## [Items from an interface collection]
- Opening Delimiter -

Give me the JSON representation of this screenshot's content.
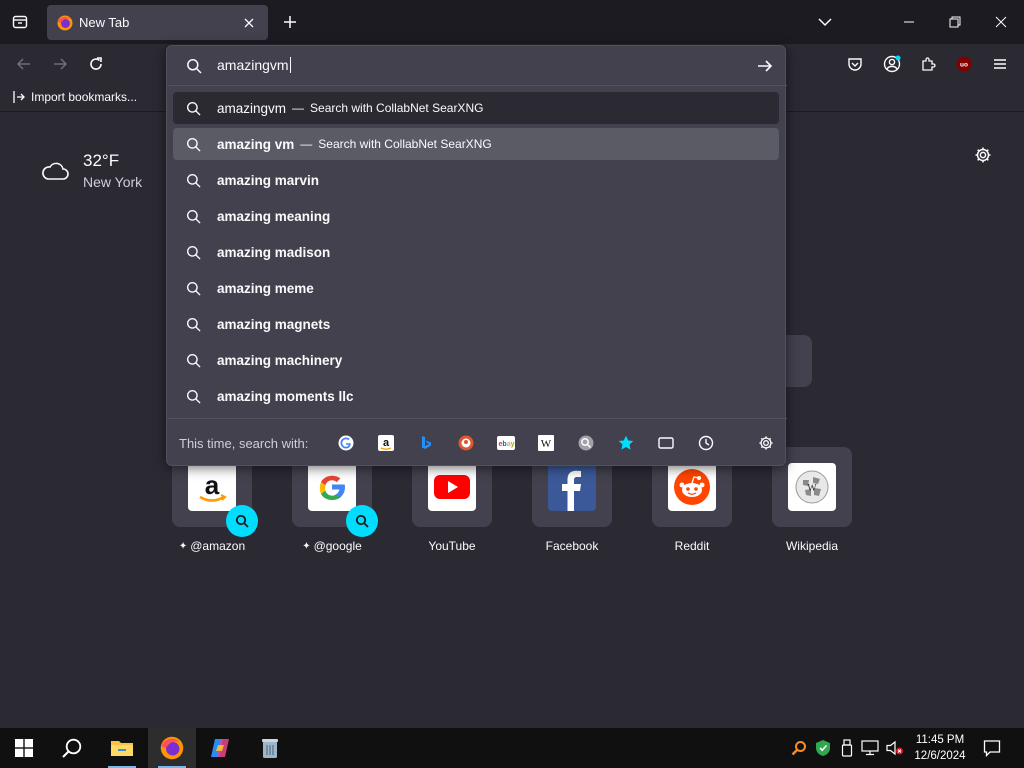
{
  "colors": {
    "toolbar": "#2b2a33",
    "titlebar": "#1c1b22",
    "popup": "#42414d",
    "selected_row": "#5b5b66",
    "accent": "#00ddff"
  },
  "tab": {
    "title": "New Tab",
    "icon": "firefox-icon"
  },
  "bookmarks": {
    "import_label": "Import bookmarks..."
  },
  "urlbar": {
    "value": "amazingvm",
    "results": [
      {
        "query": "amazingvm",
        "action": "Search with CollabNet SearXNG",
        "bold": false,
        "state": "first"
      },
      {
        "query": "amazing vm",
        "action": "Search with CollabNet SearXNG",
        "bold": true,
        "state": "selected"
      },
      {
        "query": "amazing marvin",
        "action": "",
        "bold": true,
        "state": ""
      },
      {
        "query": "amazing meaning",
        "action": "",
        "bold": true,
        "state": ""
      },
      {
        "query": "amazing madison",
        "action": "",
        "bold": true,
        "state": ""
      },
      {
        "query": "amazing meme",
        "action": "",
        "bold": true,
        "state": ""
      },
      {
        "query": "amazing magnets",
        "action": "",
        "bold": true,
        "state": ""
      },
      {
        "query": "amazing machinery",
        "action": "",
        "bold": true,
        "state": ""
      },
      {
        "query": "amazing moments llc",
        "action": "",
        "bold": true,
        "state": ""
      }
    ],
    "oneoff_label": "This time, search with:",
    "engines": [
      "google-icon",
      "amazon-icon",
      "bing-icon",
      "duckduckgo-icon",
      "ebay-icon",
      "wikipedia-icon",
      "searxng-icon",
      "bookmarks-star-icon",
      "tabs-icon",
      "history-icon",
      "search-settings-icon"
    ]
  },
  "weather": {
    "temp": "32°F",
    "location": "New York",
    "icon": "cloud-icon"
  },
  "shortcuts": [
    {
      "label": "@amazon",
      "pinned": true,
      "icon": "amazon-logo",
      "search_badge": true
    },
    {
      "label": "@google",
      "pinned": true,
      "icon": "google-logo",
      "search_badge": true
    },
    {
      "label": "YouTube",
      "pinned": false,
      "icon": "youtube-logo",
      "search_badge": false
    },
    {
      "label": "Facebook",
      "pinned": false,
      "icon": "facebook-logo",
      "search_badge": false
    },
    {
      "label": "Reddit",
      "pinned": false,
      "icon": "reddit-logo",
      "search_badge": false
    },
    {
      "label": "Wikipedia",
      "pinned": false,
      "icon": "wikipedia-logo",
      "search_badge": false
    }
  ],
  "taskbar": {
    "time": "11:45 PM",
    "date": "12/6/2024",
    "apps": [
      "windows-start-icon",
      "search-icon",
      "file-explorer-icon",
      "firefox-icon",
      "copilot-icon",
      "recycle-bin-icon"
    ]
  }
}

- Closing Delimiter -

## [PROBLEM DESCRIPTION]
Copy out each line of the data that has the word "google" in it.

## [SOLUTION BELOW]
      "google-icon",
      "label": "@google",
      "icon": "google-logo",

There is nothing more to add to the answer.